Propelling digital transformation while safeguarding the enterprise is mammoth task. Indeed, initiatives like opening up IT infrastructure, converging IT and OT networks, and allowing partners and customers to closely interact with the organization to embrace new business models and collaboration (think cloud applications, APIs, sensors, mobile devices, etc.) bring new risks as well as opportunities.
For its 2020 CISO Benchmark Report, Cisco surveyed 2,800 IT decision makers from 13 countries to better understand the challenges security teams face. Here are some of the key findings that stood out to me.
Metrics that matter
Nine out of ten respondents felt their company executives had solid measures for gauging the effectiveness of their security programs, although this figure too is down by six percent from last year. Clear metrics are key to a security framework, and it’s often difficult to get diverse executives and security leaders to agree on how to measure operational improvement and security results. One thing survey respondants could agree on however, is that time-to-detect is the most important key performance indicator (KPI).
Wanted: greater stewardship
The share of companies that have clarified the security roles and responsibilities on the executive team has risen and fallen in recent years, but it settled at 89 percent in 2020. Given that cybersecurity is being taken more seriously and there is a major need for security leaders at top levels, continuing to clarifying roles and responsibilities is critical.
The frequency with which companies are building cyber-risk assessments into their overall risk assessment strategies has shrunk by five percent from last year. Still, 91 percent of the survey respondents reported that they’re doing it.
Cloud protection an uphill battle
It’s almost impossible for a company to go digital without turning to the cloud. The Cisco report found that in 2020, over 83 percent of organizations will be managing (internally or externally) more than 20 percent of their IT infrastructure in the cloud. But protecting off-premises assets remains a challenge. Just over half (52 percent) of the respondents say that data stored in the public cloud is very or extremely challenging to secure.
Automating security a must
The total number of daily security alerts that organizations are faced with is constantly growing. Three years ago, half of organizations had 5,000 or fewer alerts per day; today, that number is only 36 percent. The number of companies that receive 100,000 or more alerts per day has risen to 17 percent this year, from 11 percent in 2017. Due to the greater alert volumes and the considerable resources needed to process them, investigation of alerts is at a four-year low: just under 48 percent of companies say they can keep up, down from 56 percent in 2017. The rate of legitimate incidents (26 percent) has remained more or less constant, which suggests that a lot of investigations are coming up with false positives.

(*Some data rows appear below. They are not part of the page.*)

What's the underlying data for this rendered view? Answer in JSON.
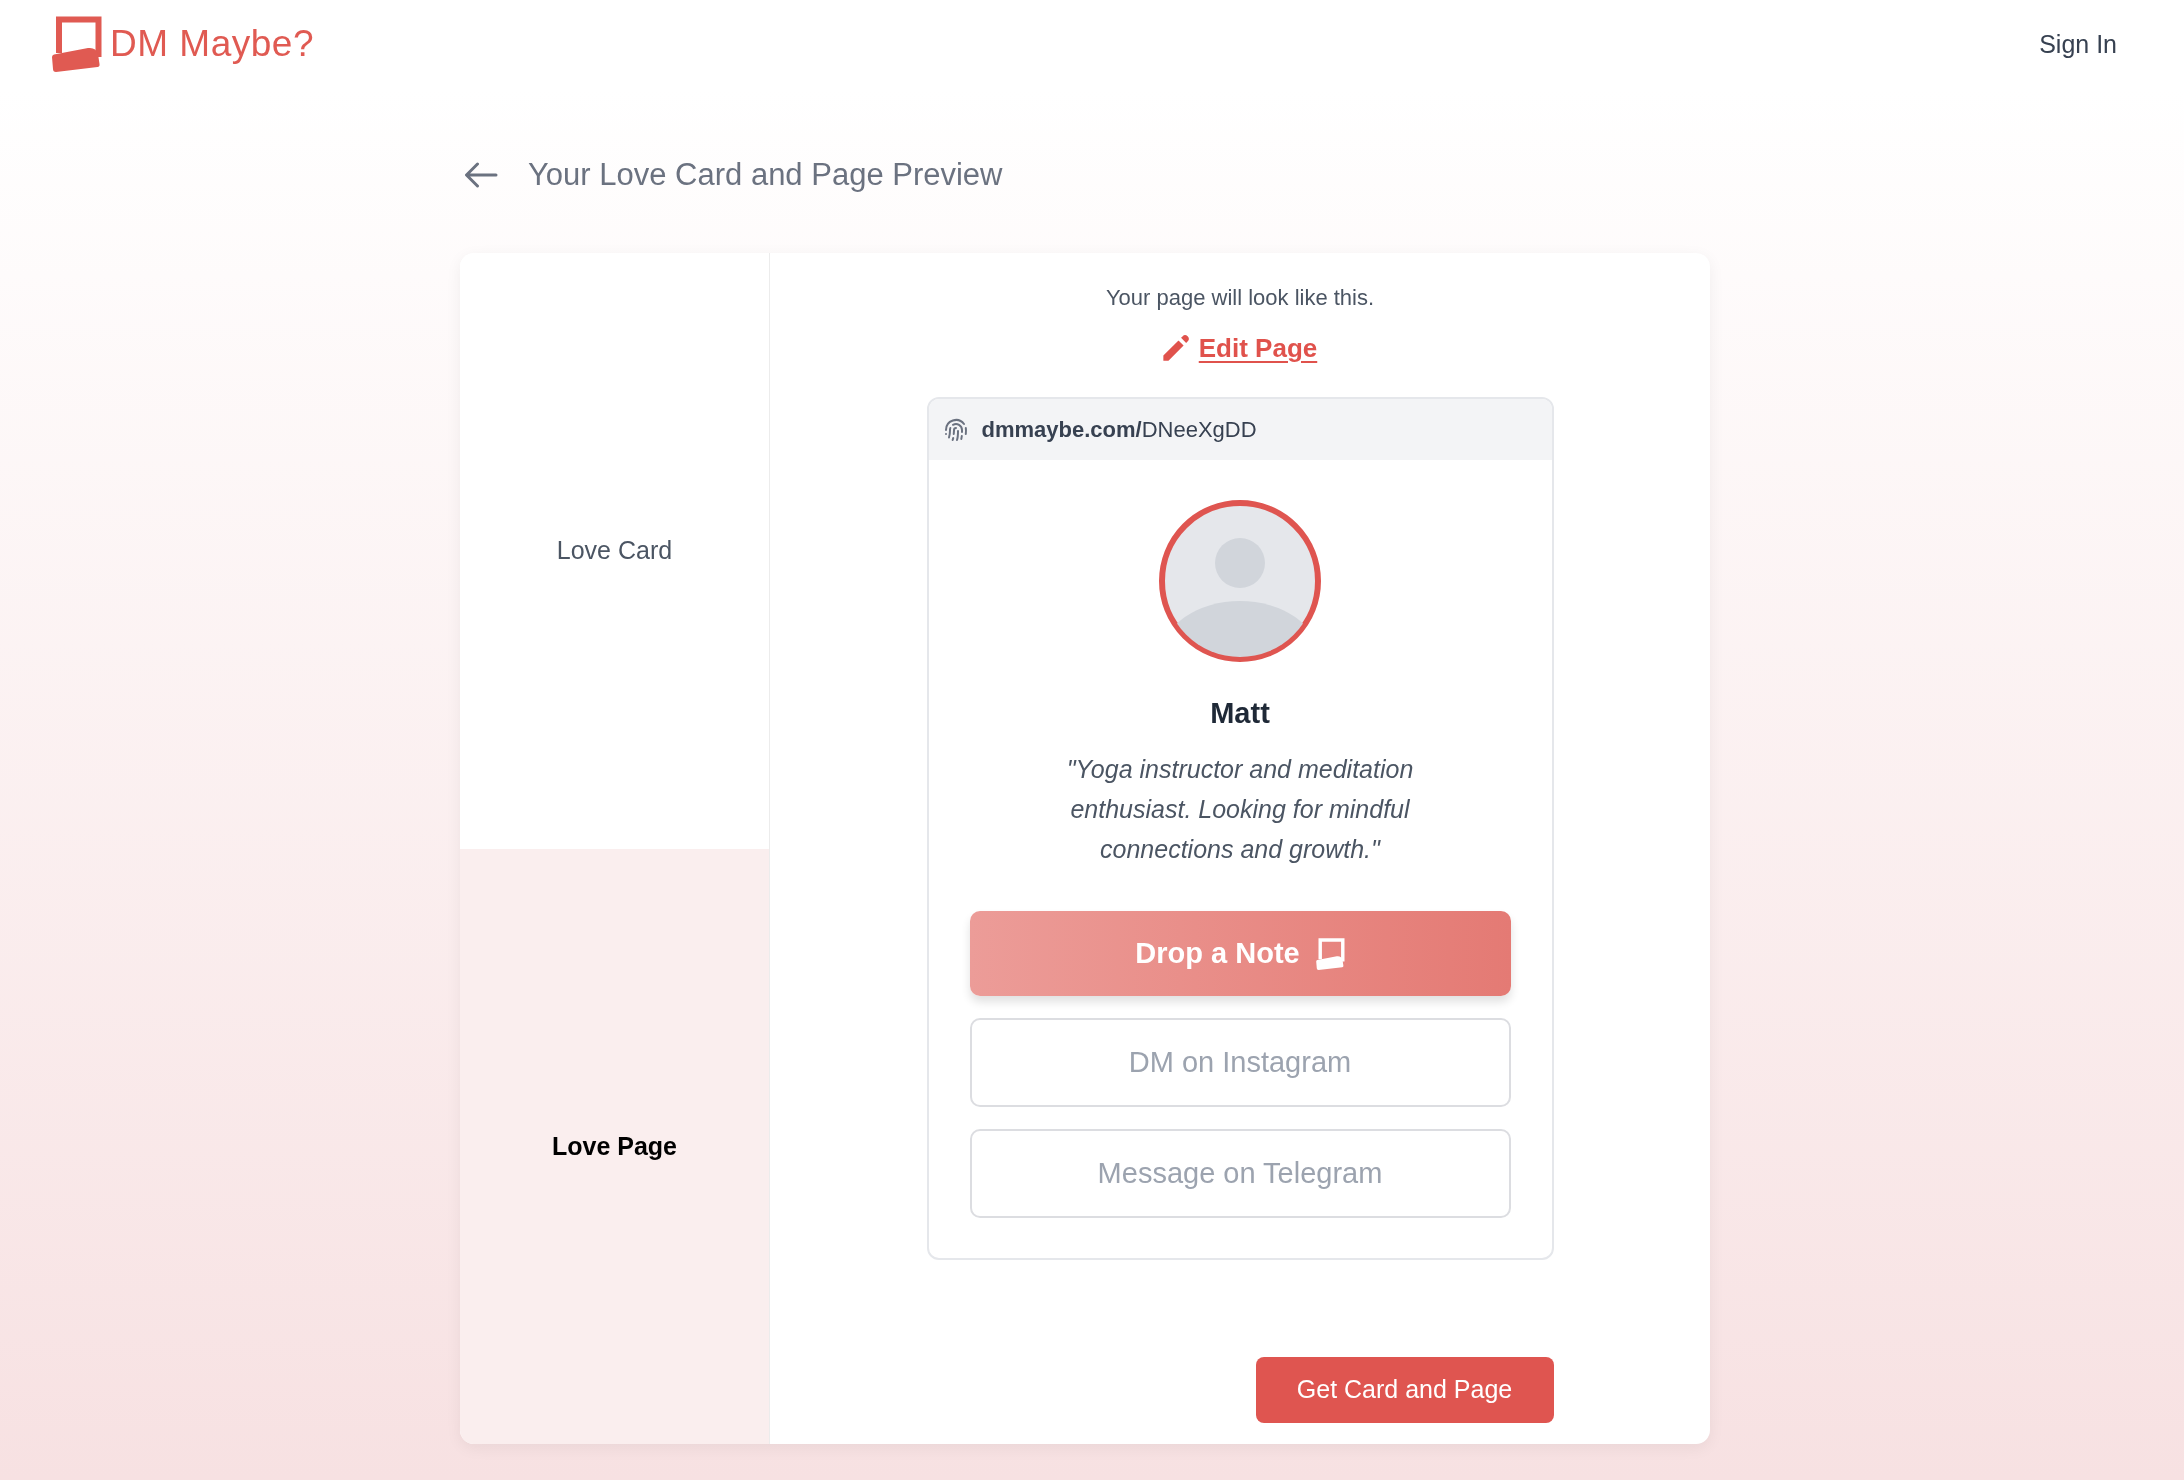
{
  "header": {
    "logo_text": "DM Maybe?",
    "sign_in": "Sign In"
  },
  "page_title": "Your Love Card and Page Preview",
  "tabs": [
    {
      "label": "Love Card",
      "selected": false
    },
    {
      "label": "Love Page",
      "selected": true
    }
  ],
  "preview": {
    "caption": "Your page will look like this.",
    "edit_link": "Edit Page",
    "url": "**dmmaybe.com/**DNeeXgDD",
    "profile": {
      "name": "Matt",
      "bio": "\"Yoga instructor and meditation enthusiast. Looking for mindful connections and growth.\""
    },
    "actions": [
      {
        "label": "Drop a Note",
        "kind": "primary"
      },
      {
        "label": "DM on Instagram",
        "kind": "outline"
      },
      {
        "label": "Message on Telegram",
        "kind": "outline"
      }
    ]
  },
  "submit_button": "Get Card and Page"
}
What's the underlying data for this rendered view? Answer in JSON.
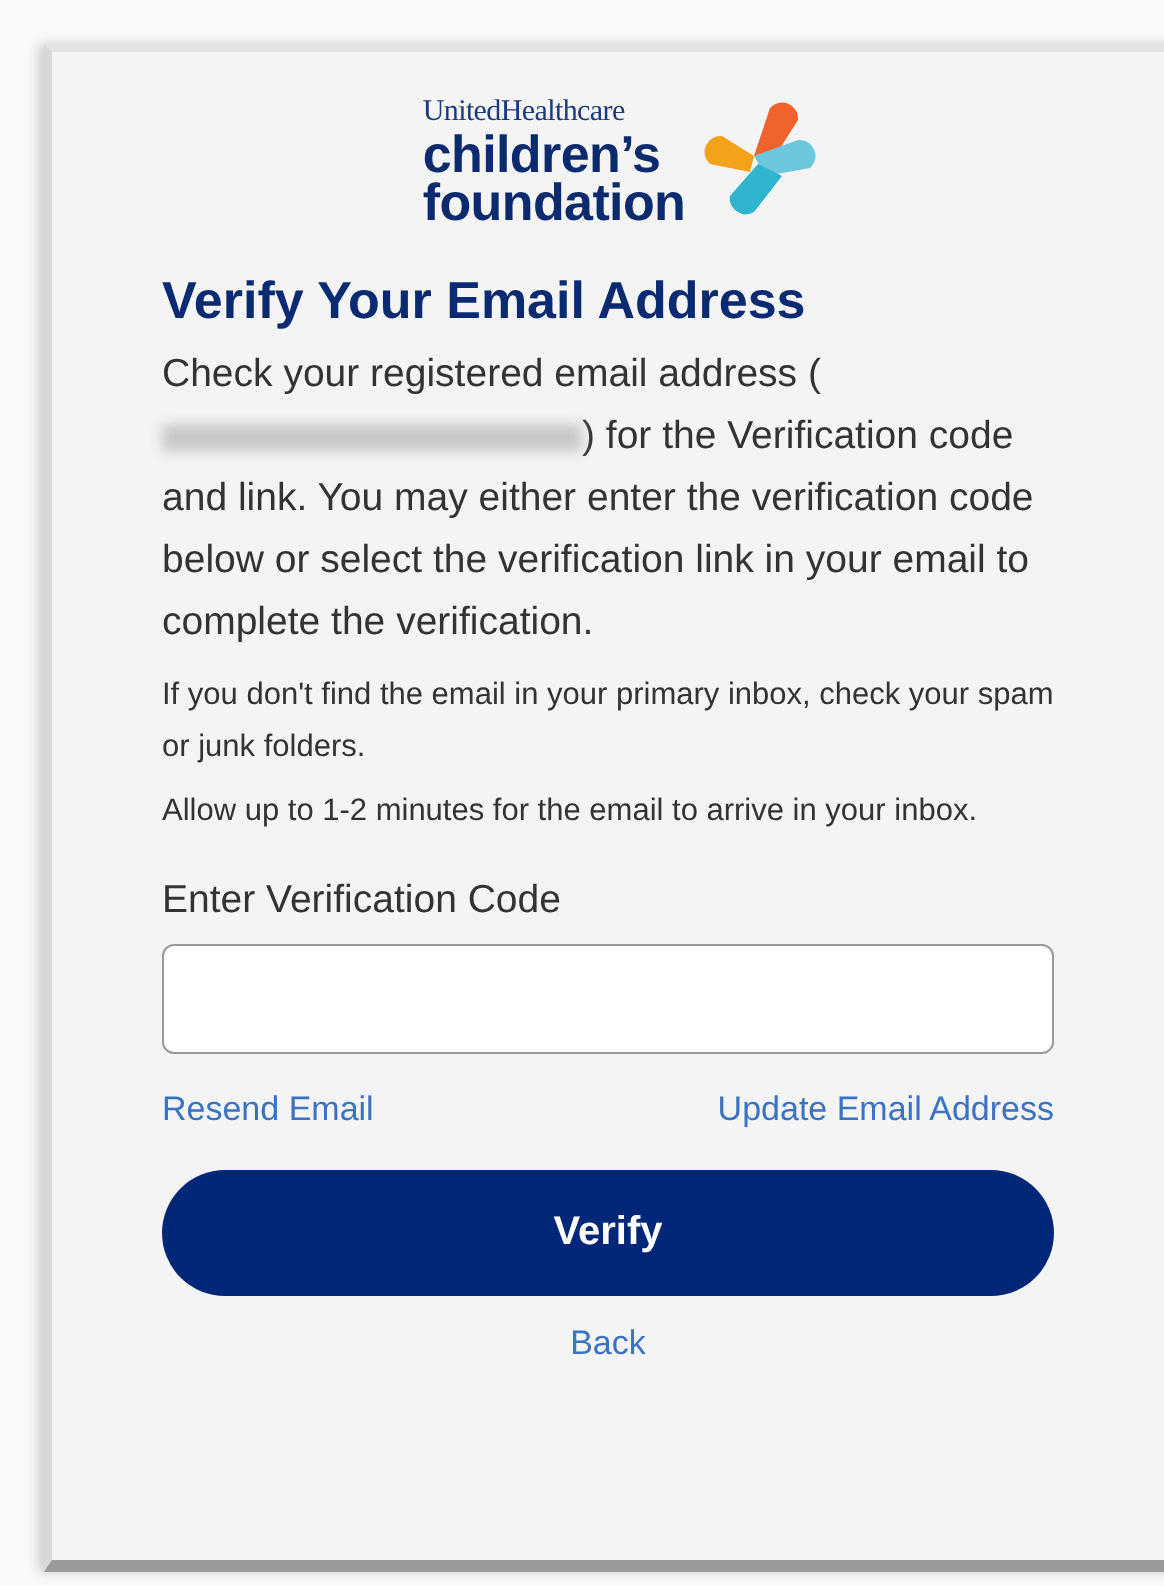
{
  "logo": {
    "brand": "UnitedHealthcare",
    "line_1": "children’s",
    "line_2": "foundation"
  },
  "title": "Verify Your Email Address",
  "intro_before": "Check your registered email address (",
  "intro_after": ") for the Verification code and link. You may either enter the verification code below or select the verification link in your email to complete the verification.",
  "notes": [
    "If you don't find the email in your primary inbox, check your spam or junk folders.",
    "Allow up to 1-2 minutes for the email to arrive in your inbox."
  ],
  "code_field": {
    "label": "Enter Verification Code"
  },
  "links": [
    "Resend Email",
    "Update Email Address"
  ],
  "verify_button": "Verify",
  "back_link": "Back"
}
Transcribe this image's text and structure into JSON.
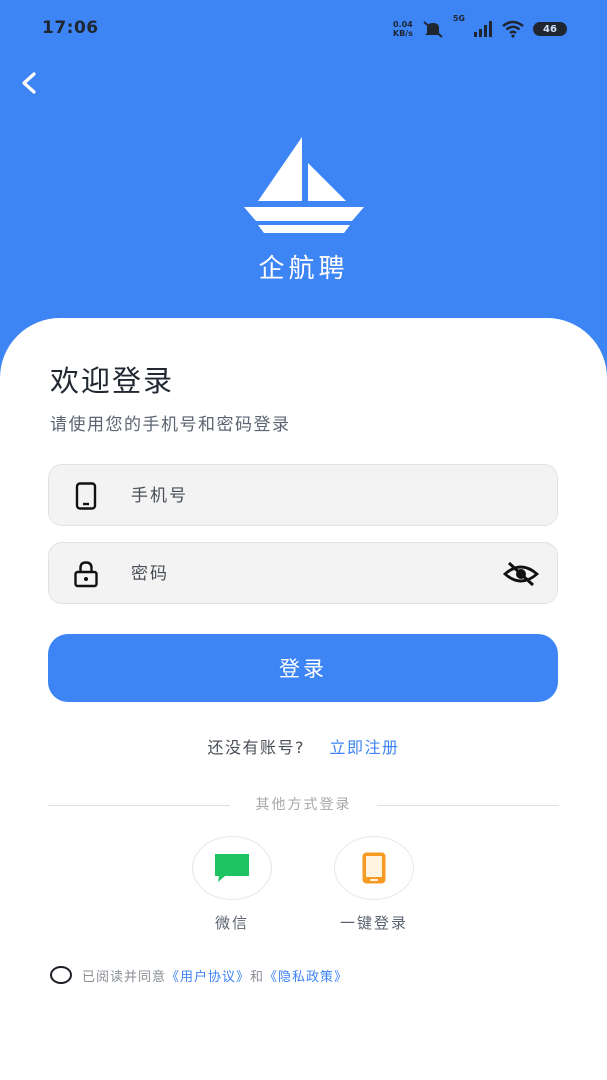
{
  "status": {
    "time": "17:06",
    "net_speed_value": "0.04",
    "net_speed_unit": "KB/s",
    "network_type": "5G",
    "battery": "46"
  },
  "brand": {
    "name": "企航聘"
  },
  "welcome": {
    "title": "欢迎登录",
    "subtitle": "请使用您的手机号和密码登录"
  },
  "form": {
    "phone_placeholder": "手机号",
    "password_placeholder": "密码",
    "login_label": "登录"
  },
  "register": {
    "question": "还没有账号?",
    "link": "立即注册"
  },
  "other_login": {
    "title": "其他方式登录",
    "wechat_label": "微信",
    "onekey_label": "一键登录"
  },
  "agreement": {
    "prefix": "已阅读并同意",
    "user_agreement": "《用户协议》",
    "and": "和",
    "privacy_policy": "《隐私政策》"
  },
  "colors": {
    "primary": "#3d84f5",
    "wechat_green": "#1fc462",
    "onekey_orange": "#f59a23"
  }
}
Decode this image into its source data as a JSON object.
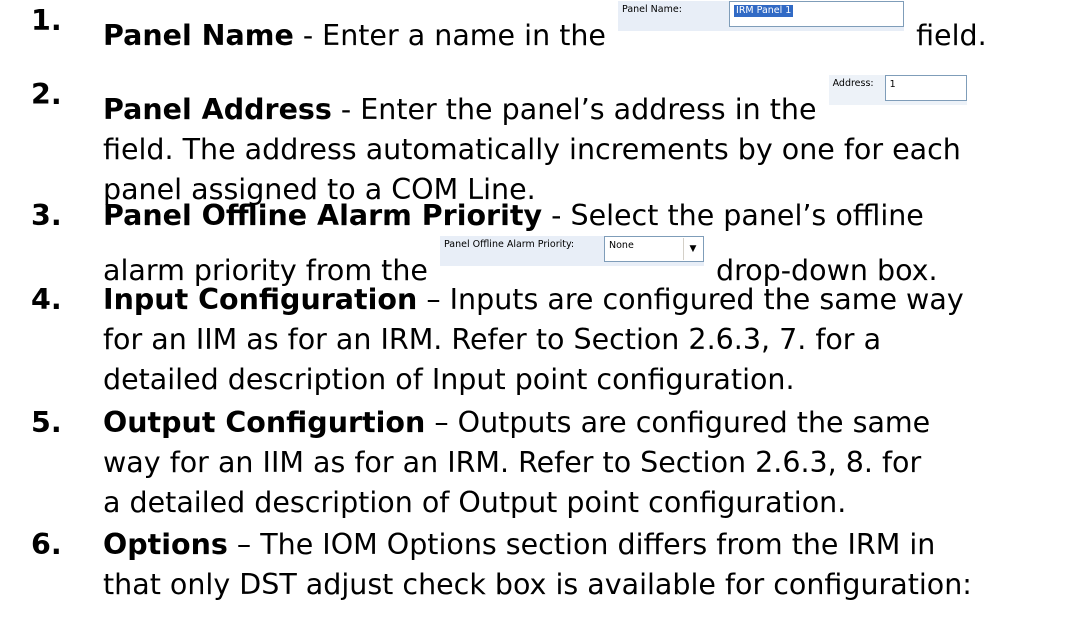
{
  "steps": [
    {
      "number": "1.",
      "title": "Panel Name",
      "text_before": " - Enter a name in the ",
      "control": {
        "label": "Panel Name:",
        "value": "IRM Panel 1"
      },
      "text_after": " field."
    },
    {
      "number": "2.",
      "title": "Panel Address",
      "text_before": " - Enter the panel’s address in the ",
      "control": {
        "label": "Address:",
        "value": "1"
      },
      "line2": "field.  The address automatically increments by one for each",
      "line3": "panel assigned to a COM Line."
    },
    {
      "number": "3.",
      "title": "Panel Offline Alarm Priority",
      "text_line1": " - Select the panel’s offline",
      "text_before": "alarm priority from the ",
      "control": {
        "label": "Panel Offline Alarm Priority:",
        "value": "None",
        "dropdown_icon": "chevron-down-icon"
      },
      "text_after": " drop-down box."
    },
    {
      "number": "4.",
      "title": "Input Configuration",
      "text_line1": " – Inputs are configured the same way",
      "line2": "for an IIM as for an IRM.  Refer to Section 2.6.3, 7. for a",
      "line3": "detailed description of Input point configuration."
    },
    {
      "number": "5.",
      "title": "Output Configurtion",
      "text_line1": " – Outputs are configured the same",
      "line2": "way for an IIM as for an IRM.  Refer to Section 2.6.3, 8. for",
      "line3": "a detailed description of Output point configuration."
    },
    {
      "number": "6.",
      "title": "Options",
      "text_line1": " – The IOM Options section differs from the IRM in",
      "line2": "that only DST adjust check box is available for configuration:"
    }
  ]
}
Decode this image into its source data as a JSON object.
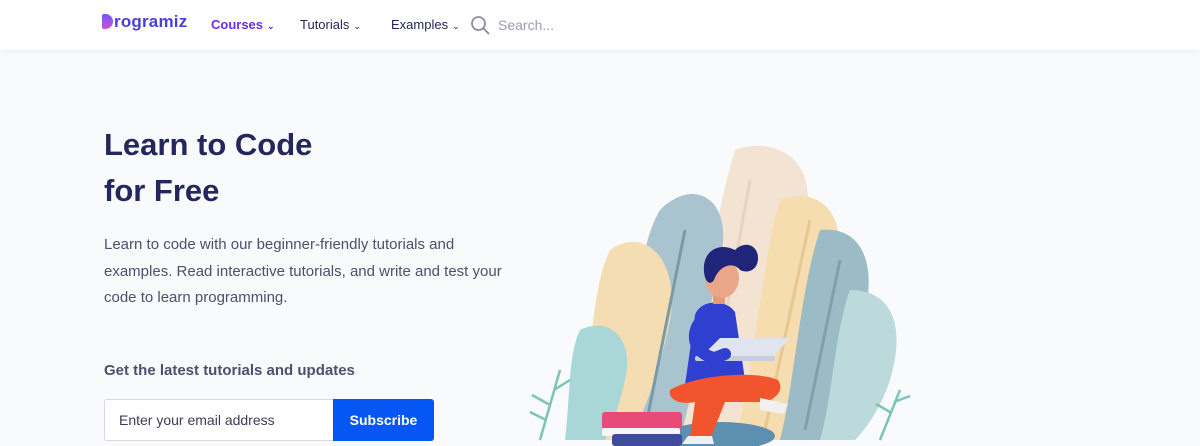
{
  "brand": {
    "name": "rogramiz",
    "mark_letter": "P",
    "color": "#4a3fd6"
  },
  "nav": {
    "items": [
      {
        "label": "Courses",
        "active": true
      },
      {
        "label": "Tutorials",
        "active": false
      },
      {
        "label": "Examples",
        "active": false
      }
    ],
    "chevron": "⌄",
    "search_placeholder": "Search...",
    "search_icon": "search-icon"
  },
  "hero": {
    "title_line1": "Learn to Code",
    "title_line2": "for Free",
    "description": "Learn to code with our beginner-friendly tutorials and examples. Read interactive tutorials, and write and test your code to learn programming."
  },
  "newsletter": {
    "heading": "Get the latest tutorials and updates",
    "email_placeholder": "Enter your email address",
    "button_label": "Subscribe"
  },
  "colors": {
    "accent": "#6d2fe0",
    "button": "#0556f3",
    "text_dark": "#25265e",
    "text_muted": "#4d4f6e"
  }
}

Perhaps with biggest side-effect of this never-ending alert activity is cyber-security fatigue. Of the companies that report that it exists among their ranks, 93 percent of them receive more than 5,000 security warnings every day.
A sizable majority (77 percent) of Cisco’s survey respondents expect to implement more automated security solutions to simplify and accelerate their threat response times. No surprise here. These days, they basically have no choice.
Brand reputation at risk
Organizations that had 100,000 or more records affected by their worst security incident increased to 19 percent this year, up four percent from 2019. And 33% of survey respondents said that brand reputation had taken a hit from a security incident, compared to 26% of respondents three years ago. This why, to help minimize damages and recover fast, it’s key to incorporate crisis communications planning into the company’s broader incidence response strategy.
On the bright side
The share of survey respondents reporting that they voluntarily disclosed a breach last year (61 percent) is the highest in four years. The upshot is that, overall, companies are actively reporting breaches. This may be due to new privacy legislation (GDPR and otherwise), or because they want to maintain the trust and confidence of their customers. In all likelihood, it’s both.